The yellow circle therefore shows the size of the area this space-based midcourse interceptor could in principle defend against such an anti-ship missile.
However, the interceptor satellite must be moving rapidly to stay in orbit. Orbital velocity is 7.6 km/s at an altitude of 500 km. In less than 15 minutes the interceptor and the region it can defend will have moved more than 6,000 km along its orbit (the white line), and will no longer be able protect against missiles in the yellow circle in Figure 1.
To ensure an interceptor is always in the right place to defend that region, there must be multiple satellites in the same orbit so that one satellite moves into position to defend the region when the one in front of it moves out of position. For the situation described above and shown in Figure 1, that requires seven or eight satellites in the orbit.
At the same time, the Earth is rotating under the orbits. After a few hours, China will no longer lie under this orbit, so to give constant interceptor coverage of this region, there must be interceptors in additional orbits that will pass over China after the Earth has rotated. Each of these orbits must also contain seven or eight interceptor satellites. For the case shown here, only two additional orbits are required (the other two white curves in Figure 1).
Eight satellites in each of these three orbits gives a total of 24 satellites in the constellation to maintain coverage of one or perhaps two satellites in view of the sea east of China at all times. This constellation and could therefore only defend against a small number of anti-ship missiles fired essentially simultaneously. Defending against more missiles would require a larger constellation.
If the interceptors are instead designed for boost-phase rather than midcourse defense, the area each interceptor could defend is much smaller. An interceptor with the same speed as the one described above could only reach out about 800 km during the boost time of a long-range missile; this is shown by the dashed black circle in Figure 1.
In this case, the interceptor covering a particular launch site will move out range of that site very quickly—in about three and a half minutes. Maintaining one or two satellites over a launch site at these latitudes will therefore require 40 to 50 satellites in each of seven or eight orbits, for a total of 300 to 400 satellites.
The system described—40 to 50 satellites in each of seven or eight orbits—would only provide continuous coverage against launches in a narrow band of latitude, for example, over North Korea if the inclination of the orbits was 45 degrees (Fig. 2). For parts of the Earth between about 30 degrees north and south latitude there would be significant holes in the coverage. For areas above about 55 degrees north latitude, there would be no coverage. Broader coverage to include continuous coverage at other latitudes would require two to three times that many satellites—1,000 or more.

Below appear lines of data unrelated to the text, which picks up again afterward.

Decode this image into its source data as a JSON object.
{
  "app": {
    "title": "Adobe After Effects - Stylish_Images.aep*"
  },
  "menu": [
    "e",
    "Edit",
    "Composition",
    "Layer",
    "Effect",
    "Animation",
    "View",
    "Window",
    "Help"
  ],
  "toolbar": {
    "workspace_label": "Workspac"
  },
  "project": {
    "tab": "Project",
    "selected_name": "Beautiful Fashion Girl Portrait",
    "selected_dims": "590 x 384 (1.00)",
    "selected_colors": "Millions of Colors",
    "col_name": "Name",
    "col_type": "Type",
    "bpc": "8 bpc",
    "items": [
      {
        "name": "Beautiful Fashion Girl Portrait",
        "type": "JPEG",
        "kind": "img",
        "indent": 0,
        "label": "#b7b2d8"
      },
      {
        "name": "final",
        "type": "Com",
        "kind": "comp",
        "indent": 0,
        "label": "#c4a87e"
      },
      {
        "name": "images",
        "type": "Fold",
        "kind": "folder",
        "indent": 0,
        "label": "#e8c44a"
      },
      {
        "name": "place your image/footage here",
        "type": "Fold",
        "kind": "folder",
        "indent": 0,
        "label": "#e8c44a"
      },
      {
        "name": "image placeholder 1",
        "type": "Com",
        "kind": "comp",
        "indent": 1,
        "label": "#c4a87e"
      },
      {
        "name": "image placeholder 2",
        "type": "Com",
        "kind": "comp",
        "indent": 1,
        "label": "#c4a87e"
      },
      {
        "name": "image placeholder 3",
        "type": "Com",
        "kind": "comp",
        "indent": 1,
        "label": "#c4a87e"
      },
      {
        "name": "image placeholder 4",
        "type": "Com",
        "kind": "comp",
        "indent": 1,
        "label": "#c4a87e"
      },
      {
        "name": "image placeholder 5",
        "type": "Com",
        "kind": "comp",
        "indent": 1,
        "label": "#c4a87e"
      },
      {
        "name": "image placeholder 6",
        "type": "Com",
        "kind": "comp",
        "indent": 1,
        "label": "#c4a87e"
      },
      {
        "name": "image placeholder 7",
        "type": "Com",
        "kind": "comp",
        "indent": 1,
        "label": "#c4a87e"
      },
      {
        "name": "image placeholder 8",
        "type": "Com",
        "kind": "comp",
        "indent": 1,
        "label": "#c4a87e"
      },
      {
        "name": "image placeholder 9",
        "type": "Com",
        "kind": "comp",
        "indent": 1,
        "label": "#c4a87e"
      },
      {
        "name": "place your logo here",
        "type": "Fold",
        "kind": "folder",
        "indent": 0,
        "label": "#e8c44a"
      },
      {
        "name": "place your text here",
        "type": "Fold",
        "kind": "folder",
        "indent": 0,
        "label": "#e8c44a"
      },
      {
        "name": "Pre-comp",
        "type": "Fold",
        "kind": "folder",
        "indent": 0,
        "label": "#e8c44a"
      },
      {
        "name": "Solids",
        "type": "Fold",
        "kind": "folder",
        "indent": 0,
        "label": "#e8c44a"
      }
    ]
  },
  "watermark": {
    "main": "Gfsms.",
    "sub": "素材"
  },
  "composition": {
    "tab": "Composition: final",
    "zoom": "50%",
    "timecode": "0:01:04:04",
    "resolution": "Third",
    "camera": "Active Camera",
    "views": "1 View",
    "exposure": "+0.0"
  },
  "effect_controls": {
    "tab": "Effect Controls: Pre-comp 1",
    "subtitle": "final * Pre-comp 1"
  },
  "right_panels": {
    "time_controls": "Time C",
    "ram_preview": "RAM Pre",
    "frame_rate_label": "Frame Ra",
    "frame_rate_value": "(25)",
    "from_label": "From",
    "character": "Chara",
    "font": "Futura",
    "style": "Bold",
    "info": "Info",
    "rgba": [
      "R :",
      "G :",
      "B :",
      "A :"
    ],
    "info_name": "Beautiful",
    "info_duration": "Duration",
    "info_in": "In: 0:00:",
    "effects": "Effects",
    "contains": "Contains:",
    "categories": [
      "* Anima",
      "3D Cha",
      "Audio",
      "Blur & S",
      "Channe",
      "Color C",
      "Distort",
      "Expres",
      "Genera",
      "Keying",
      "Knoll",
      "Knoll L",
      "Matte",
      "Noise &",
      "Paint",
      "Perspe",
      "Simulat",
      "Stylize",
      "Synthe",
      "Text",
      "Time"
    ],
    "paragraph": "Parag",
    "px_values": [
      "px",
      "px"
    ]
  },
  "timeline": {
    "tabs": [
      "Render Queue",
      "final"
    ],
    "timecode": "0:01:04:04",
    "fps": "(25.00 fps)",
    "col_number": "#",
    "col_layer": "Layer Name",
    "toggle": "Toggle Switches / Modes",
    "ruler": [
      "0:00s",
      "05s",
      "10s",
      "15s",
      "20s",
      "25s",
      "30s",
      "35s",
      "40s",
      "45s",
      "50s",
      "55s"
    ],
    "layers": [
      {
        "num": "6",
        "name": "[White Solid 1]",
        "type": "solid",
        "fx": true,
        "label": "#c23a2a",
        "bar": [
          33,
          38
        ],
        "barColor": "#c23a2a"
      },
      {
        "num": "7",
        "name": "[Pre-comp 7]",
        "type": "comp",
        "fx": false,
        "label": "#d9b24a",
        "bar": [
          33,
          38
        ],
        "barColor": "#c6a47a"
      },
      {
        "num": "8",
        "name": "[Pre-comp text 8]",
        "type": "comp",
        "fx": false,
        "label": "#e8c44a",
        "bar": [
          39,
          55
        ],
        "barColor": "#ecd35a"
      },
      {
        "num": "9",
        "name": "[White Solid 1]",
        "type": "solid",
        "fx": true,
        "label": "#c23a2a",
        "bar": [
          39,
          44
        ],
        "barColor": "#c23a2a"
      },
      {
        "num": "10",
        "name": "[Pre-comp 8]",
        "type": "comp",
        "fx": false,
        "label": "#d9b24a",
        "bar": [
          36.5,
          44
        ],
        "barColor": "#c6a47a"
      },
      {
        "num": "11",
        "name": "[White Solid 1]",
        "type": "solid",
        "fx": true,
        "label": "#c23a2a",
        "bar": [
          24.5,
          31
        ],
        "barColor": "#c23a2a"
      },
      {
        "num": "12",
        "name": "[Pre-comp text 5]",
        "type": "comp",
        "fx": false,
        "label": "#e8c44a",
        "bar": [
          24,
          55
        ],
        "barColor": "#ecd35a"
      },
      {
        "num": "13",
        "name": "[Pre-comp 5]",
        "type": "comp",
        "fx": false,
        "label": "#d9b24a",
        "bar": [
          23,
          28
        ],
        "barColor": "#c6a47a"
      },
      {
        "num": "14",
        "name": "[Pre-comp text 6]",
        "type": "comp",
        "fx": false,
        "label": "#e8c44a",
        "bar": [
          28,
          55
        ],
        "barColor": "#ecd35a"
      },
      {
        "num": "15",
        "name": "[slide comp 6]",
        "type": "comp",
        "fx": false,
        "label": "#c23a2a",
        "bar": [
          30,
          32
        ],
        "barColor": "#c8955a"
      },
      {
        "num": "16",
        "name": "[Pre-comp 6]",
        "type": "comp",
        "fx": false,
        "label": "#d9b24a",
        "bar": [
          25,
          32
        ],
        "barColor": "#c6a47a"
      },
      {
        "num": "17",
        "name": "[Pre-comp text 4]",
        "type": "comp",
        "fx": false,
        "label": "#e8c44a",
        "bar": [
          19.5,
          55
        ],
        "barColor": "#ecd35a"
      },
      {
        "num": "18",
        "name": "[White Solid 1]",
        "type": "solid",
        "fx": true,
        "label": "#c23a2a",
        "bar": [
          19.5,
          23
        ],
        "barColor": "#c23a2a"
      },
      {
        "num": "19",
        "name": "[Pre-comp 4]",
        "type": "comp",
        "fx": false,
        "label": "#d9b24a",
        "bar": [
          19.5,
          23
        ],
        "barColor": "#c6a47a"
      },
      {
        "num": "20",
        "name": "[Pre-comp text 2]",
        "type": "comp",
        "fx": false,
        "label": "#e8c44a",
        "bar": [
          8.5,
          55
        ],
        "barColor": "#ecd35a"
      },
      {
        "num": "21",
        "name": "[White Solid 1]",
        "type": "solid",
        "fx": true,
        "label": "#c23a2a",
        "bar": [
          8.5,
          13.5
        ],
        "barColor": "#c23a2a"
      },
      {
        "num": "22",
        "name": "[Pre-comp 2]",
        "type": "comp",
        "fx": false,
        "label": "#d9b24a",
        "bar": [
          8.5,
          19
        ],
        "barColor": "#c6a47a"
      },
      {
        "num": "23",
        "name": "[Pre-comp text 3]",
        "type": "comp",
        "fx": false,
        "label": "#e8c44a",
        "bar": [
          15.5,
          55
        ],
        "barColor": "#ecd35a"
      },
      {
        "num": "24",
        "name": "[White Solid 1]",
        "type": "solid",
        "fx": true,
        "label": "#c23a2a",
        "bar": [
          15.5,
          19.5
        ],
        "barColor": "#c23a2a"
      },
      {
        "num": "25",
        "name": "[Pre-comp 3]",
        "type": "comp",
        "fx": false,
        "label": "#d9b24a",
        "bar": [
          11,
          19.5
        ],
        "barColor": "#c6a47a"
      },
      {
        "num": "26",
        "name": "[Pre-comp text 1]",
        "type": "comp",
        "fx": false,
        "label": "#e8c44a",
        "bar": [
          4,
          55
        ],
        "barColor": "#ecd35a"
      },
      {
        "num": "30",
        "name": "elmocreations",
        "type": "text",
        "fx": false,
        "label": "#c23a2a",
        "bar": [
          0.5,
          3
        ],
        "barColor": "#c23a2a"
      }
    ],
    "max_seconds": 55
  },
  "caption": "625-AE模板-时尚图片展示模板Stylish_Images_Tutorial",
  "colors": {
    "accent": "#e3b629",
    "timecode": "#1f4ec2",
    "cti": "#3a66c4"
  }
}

As discussed above, defending against more than one or two nearly simultaneous launches would require a much larger constellation.
For additional comments on the IDA study, see Part 2 of this post.